> What you need to do: Return each entry exactly, omitting nothing.

> Material for the task:
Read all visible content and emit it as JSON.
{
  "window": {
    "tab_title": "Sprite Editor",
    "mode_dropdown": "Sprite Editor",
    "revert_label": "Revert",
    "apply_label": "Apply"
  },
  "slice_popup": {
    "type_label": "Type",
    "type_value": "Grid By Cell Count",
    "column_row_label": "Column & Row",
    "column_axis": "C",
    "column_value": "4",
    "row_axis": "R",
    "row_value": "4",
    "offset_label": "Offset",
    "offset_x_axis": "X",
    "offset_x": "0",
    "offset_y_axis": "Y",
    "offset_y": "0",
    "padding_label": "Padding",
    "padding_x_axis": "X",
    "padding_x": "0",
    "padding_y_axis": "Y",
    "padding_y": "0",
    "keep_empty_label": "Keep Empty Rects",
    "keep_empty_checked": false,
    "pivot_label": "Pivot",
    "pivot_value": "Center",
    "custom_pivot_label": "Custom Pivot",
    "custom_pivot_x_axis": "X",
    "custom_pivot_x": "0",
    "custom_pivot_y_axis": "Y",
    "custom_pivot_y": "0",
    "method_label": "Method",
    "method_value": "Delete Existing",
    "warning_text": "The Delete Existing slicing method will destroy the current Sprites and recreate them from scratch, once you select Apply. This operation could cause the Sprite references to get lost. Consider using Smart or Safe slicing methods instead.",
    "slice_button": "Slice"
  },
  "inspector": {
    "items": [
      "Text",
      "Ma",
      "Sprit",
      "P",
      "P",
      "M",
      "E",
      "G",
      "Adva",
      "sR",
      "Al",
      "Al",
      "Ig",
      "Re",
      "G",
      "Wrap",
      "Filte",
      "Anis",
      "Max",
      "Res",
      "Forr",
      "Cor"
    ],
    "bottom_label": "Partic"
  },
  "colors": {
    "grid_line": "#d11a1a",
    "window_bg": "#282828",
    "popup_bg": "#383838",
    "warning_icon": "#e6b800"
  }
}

> Result for this task:
Read all visible content and emit it as JSON.
{
  "window": {
    "tab_title": "Sprite Editor",
    "mode_dropdown": "Sprite Editor",
    "revert_label": "Revert",
    "apply_label": "Apply"
  },
  "slice_popup": {
    "type_label": "Type",
    "type_value": "Grid By Cell Count",
    "column_row_label": "Column & Row",
    "column_axis": "C",
    "column_value": "4",
    "row_axis": "R",
    "row_value": "4",
    "offset_label": "Offset",
    "offset_x_axis": "X",
    "offset_x": "0",
    "offset_y_axis": "Y",
    "offset_y": "0",
    "padding_label": "Padding",
    "padding_x_axis": "X",
    "padding_x": "0",
    "padding_y_axis": "Y",
    "padding_y": "0",
    "keep_empty_label": "Keep Empty Rects",
    "keep_empty_checked": false,
    "pivot_label": "Pivot",
    "pivot_value": "Center",
    "custom_pivot_label": "Custom Pivot",
    "custom_pivot_x_axis": "X",
    "custom_pivot_x": "0",
    "custom_pivot_y_axis": "Y",
    "custom_pivot_y": "0",
    "method_label": "Method",
    "method_value": "Delete Existing",
    "warning_text": "The Delete Existing slicing method will destroy the current Sprites and recreate them from scratch, once you select Apply. This operation could cause the Sprite references to get lost. Consider using Smart or Safe slicing methods instead.",
    "slice_button": "Slice"
  },
  "inspector": {
    "items": [
      "Text",
      "Ma",
      "Sprit",
      "P",
      "P",
      "M",
      "E",
      "G",
      "Adva",
      "sR",
      "Al",
      "Al",
      "Ig",
      "Re",
      "G",
      "Wrap",
      "Filte",
      "Anis",
      "Max",
      "Res",
      "Forr",
      "Cor"
    ],
    "bottom_label": "Partic"
  },
  "colors": {
    "grid_line": "#d11a1a",
    "window_bg": "#282828",
    "popup_bg": "#383838",
    "warning_icon": "#e6b800"
  }
}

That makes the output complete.